• _HOW TO COMPLETE THIS TASK_: Show every line of the material that follows in which the word "title" occurs.

• _SOURCE DATA_:

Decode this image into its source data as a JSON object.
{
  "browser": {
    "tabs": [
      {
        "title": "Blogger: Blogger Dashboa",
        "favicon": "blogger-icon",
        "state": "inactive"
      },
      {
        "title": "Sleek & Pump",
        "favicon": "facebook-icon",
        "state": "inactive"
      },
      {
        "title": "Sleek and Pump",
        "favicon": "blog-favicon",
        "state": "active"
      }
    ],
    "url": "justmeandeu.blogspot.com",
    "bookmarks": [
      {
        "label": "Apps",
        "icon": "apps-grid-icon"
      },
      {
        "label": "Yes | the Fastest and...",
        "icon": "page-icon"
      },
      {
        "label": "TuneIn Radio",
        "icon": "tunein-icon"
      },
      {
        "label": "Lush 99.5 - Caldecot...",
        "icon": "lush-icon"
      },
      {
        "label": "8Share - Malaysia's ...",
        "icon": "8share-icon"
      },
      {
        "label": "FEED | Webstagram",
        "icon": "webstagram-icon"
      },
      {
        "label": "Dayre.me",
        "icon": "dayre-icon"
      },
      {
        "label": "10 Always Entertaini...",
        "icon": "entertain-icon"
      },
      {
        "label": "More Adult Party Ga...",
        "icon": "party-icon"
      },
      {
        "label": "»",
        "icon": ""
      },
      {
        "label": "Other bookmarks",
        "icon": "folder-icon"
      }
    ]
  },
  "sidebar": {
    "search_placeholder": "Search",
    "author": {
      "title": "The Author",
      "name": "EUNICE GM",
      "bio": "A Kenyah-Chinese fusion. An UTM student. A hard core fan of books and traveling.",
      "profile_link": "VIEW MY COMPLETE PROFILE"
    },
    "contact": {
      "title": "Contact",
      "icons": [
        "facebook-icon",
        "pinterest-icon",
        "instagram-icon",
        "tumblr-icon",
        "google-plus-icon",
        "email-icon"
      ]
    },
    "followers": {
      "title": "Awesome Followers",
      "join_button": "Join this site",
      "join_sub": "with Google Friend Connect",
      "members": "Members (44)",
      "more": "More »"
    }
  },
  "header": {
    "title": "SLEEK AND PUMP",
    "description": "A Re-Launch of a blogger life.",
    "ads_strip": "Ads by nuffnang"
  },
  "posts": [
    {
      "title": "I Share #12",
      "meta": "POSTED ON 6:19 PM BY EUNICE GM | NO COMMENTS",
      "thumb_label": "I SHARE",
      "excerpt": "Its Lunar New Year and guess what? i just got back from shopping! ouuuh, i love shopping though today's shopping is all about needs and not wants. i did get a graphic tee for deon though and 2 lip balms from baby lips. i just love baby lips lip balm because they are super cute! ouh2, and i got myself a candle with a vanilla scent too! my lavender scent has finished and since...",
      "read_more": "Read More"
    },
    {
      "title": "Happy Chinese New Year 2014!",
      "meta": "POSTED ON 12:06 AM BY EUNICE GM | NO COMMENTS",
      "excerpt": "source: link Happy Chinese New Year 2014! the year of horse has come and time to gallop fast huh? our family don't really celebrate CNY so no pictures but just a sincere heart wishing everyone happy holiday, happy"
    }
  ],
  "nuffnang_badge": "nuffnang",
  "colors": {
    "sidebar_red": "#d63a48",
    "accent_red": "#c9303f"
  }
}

• _REPLY_:
        "title": "Blogger: Blogger Dashboa",
        "title": "Sleek & Pump",
        "title": "Sleek and Pump",
      "title": "The Author",
      "title": "Contact",
      "title": "Awesome Followers",
    "title": "SLEEK AND PUMP",
      "title": "I Share #12",
      "title": "Happy Chinese New Year 2014!",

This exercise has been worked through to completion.